Dr. Trilce Estrada, an assistant professor of computer science at the University of New Mexico, was recently named the 2019 recipient of the Emerging Woman Leader in Technical Computing award.

Presented by the Association for Computing Machinery (ACM), the international award aims to recognize women in the middle stage of their careers in the field of high performance and technical computing. The Emerging Woman Leader in Technical Computing designation is a biennial award open to women with a background in technical computing research, education and/or practice.

According to the ACM website, "this international award creates a new career milestone achievement, and also establishes a cohort of role models for students and professionals who are just getting started in our field."

"There are very few awards recognizing individuals in the middle stage of their careers and none aimed specifically at women. These are the years when faculty are working toward promotion and practitioners are moving through middle levels of management, a period which can be especially challenging for women," said the ACM SIGHPC website.

The Bureau of Labor Statistics (BLS) projects computer science research jobs will grow 19% by 2026. Yet the National Girls Collaborative project website shows that women currently only earn 18% of computer science bachelor's degrees in the United States.

Estrada explained that part of the reason for the lack of women in the computer science field is a hostile work environment for women.

"Unfortunately, I think every woman in computer science has experienced the sexism that is pervasive in the field… But we are working a lot to change the culture," Estrada said.

In an effort to create a supportive climate, the UNM computer science department has created a club for women in computing.

"Students are welcome," Estrada told the Daily Lobo. "And it’s not just for women: It’s a way for (our female) faculty to interact with all students."

According to Estrada, they provide tea and cookies every Thursday at 3 p.m.

Estrada said although "computer science has a bad stigma of being just a boy's club," she thinks that a lot of assumptions about the field aren’t fair.
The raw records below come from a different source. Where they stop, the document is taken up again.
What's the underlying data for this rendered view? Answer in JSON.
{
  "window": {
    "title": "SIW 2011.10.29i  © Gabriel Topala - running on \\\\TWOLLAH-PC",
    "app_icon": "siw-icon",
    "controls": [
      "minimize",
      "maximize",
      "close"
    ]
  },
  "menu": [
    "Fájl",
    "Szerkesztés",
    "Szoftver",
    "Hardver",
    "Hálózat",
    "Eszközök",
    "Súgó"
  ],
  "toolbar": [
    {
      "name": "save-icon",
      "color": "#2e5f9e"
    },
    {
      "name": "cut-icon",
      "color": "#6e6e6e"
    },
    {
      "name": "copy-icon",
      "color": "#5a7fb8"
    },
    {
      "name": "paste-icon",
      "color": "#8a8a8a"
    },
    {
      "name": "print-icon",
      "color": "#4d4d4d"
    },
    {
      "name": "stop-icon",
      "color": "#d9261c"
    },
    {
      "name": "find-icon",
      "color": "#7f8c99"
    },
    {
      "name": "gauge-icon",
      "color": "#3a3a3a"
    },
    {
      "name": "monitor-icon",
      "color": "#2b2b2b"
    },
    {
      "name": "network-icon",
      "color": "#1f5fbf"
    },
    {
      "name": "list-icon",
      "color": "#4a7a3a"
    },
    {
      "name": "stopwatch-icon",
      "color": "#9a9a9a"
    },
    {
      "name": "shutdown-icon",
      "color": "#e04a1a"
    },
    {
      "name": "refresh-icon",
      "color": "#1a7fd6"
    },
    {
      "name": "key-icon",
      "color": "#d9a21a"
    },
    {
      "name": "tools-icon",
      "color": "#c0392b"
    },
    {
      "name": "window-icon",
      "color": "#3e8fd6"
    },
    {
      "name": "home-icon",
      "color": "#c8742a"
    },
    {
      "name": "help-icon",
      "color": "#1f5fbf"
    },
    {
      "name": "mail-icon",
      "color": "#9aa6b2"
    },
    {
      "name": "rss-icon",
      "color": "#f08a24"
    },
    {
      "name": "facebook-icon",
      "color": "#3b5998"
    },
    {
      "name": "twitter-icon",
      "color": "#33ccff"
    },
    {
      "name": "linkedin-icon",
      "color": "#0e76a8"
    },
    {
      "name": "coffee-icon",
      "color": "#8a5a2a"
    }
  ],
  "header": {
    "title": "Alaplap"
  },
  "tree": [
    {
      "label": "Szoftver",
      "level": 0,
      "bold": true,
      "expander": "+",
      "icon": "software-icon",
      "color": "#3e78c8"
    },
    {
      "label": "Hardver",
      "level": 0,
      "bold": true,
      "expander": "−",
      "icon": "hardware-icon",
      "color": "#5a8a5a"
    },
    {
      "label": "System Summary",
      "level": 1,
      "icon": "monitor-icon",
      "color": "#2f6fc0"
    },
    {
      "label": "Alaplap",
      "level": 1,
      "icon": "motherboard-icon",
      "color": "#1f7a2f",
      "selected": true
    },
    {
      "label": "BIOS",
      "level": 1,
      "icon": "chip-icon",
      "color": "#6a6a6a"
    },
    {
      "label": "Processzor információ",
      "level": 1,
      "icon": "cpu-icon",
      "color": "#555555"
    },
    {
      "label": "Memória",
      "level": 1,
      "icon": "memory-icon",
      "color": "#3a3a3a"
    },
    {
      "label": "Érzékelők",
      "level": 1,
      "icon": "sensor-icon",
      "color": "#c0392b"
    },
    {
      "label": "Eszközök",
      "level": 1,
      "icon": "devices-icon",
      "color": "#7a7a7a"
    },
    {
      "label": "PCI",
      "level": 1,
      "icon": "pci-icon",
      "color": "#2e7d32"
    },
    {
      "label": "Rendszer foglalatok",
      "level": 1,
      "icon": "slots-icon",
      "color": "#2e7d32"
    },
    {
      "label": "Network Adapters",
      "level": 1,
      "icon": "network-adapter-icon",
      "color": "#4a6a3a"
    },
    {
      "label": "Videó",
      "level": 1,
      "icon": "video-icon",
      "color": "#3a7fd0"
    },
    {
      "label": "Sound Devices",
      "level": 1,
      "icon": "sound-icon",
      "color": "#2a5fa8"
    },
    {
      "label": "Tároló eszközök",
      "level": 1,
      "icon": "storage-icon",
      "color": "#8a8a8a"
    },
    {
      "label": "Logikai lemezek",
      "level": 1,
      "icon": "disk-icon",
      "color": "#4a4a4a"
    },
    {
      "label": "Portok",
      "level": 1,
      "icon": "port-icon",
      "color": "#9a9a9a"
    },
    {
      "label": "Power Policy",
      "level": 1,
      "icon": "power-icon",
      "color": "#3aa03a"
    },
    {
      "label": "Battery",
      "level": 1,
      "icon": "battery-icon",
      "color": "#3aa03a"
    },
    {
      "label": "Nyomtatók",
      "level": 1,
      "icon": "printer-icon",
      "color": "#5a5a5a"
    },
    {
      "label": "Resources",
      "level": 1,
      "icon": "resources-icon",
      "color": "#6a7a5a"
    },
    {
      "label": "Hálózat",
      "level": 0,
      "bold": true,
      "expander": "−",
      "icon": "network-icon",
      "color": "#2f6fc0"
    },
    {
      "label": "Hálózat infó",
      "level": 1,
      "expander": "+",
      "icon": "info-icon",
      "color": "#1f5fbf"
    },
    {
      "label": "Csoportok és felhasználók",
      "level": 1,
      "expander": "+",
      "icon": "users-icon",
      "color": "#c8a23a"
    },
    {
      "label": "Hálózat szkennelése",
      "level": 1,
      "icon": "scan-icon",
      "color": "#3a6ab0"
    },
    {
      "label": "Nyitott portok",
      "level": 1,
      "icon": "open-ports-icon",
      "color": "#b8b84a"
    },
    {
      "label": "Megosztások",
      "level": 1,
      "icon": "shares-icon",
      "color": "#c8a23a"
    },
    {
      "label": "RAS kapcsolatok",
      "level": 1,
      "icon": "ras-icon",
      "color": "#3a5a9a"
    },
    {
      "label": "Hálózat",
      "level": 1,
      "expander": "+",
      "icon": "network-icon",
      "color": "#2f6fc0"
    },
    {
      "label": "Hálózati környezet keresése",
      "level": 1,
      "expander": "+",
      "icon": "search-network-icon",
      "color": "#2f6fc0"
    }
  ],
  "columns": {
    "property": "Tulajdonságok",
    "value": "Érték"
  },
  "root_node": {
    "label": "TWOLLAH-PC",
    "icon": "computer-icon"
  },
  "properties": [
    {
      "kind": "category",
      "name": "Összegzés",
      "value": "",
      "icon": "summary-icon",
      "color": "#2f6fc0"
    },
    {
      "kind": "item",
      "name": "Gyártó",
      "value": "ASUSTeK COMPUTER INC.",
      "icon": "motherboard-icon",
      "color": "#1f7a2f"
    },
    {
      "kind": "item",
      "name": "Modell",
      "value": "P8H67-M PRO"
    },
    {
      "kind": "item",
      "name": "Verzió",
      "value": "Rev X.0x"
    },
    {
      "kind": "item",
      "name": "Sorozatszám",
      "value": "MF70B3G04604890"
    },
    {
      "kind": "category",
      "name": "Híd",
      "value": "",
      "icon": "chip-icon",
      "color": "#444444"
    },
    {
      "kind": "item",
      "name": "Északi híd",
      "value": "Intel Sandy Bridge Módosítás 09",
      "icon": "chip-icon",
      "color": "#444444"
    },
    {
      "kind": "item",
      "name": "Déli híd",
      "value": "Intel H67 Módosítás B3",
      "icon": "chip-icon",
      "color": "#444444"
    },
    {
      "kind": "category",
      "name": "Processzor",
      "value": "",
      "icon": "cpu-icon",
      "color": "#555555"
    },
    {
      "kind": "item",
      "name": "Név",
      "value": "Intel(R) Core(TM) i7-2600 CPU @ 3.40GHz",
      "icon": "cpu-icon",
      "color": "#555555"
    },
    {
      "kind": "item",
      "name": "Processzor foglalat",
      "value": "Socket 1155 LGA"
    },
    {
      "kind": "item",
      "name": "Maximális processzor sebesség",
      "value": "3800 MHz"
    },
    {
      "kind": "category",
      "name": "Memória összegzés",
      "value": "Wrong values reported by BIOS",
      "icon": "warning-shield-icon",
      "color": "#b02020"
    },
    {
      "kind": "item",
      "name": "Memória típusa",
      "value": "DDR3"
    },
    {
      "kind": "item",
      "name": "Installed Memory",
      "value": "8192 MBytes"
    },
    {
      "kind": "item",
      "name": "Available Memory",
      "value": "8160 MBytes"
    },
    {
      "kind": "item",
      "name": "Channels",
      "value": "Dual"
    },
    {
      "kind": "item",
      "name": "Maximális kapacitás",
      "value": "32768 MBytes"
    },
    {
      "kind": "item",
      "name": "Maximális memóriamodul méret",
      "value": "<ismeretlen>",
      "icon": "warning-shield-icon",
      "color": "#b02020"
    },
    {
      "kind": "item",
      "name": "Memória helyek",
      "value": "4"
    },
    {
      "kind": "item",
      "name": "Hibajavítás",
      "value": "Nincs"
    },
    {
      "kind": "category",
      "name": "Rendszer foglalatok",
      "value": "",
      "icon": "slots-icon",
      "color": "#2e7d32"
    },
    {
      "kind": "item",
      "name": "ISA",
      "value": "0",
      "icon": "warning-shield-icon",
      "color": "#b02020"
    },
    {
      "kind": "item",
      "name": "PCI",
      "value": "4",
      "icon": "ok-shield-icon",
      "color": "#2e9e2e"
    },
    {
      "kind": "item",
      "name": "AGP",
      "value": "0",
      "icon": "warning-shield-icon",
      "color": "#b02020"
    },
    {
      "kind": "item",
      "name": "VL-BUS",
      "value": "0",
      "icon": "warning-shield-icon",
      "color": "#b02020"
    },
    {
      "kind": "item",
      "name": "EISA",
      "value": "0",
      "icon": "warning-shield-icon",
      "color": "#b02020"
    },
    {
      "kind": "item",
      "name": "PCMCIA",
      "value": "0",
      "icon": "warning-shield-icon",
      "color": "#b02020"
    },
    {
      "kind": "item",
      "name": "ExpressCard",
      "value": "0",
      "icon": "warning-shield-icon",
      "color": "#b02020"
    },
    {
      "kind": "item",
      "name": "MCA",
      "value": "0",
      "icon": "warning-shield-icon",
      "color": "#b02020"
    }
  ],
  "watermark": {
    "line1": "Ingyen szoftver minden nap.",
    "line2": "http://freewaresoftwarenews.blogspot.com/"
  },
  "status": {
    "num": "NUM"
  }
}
For example, in computer science research you can work from anywhere you want, she said. And she explained that, as a single mother, this gives her the flexibility to achieve a work/life balance.

Estrada encourages students who are thinking about computer science to "not be afraid." She encouraged students who aren’t sure to take CS 105: Intro to Programming or 108: Computer Science for All, which are introductory classes. She said people from all majors can take these classes and are encouraged to do so.

"Even if you don’t know how to code, you can get it. It’s a skill you develop throughout your whole career. Don’t be intimidated," Estrada said. 

The award will be presented at this year’s Super Computing Conference in Denver, which runs from Nov. 17 to 22. Estrada will be recognized with a $2,000 cash prize, a plaque and travel support to the conference.

Lissa Knudsen is a beat reporter for the Daily Lobo. She can be contacted at news@dailylobo.com or on Twitter @lissaknudsen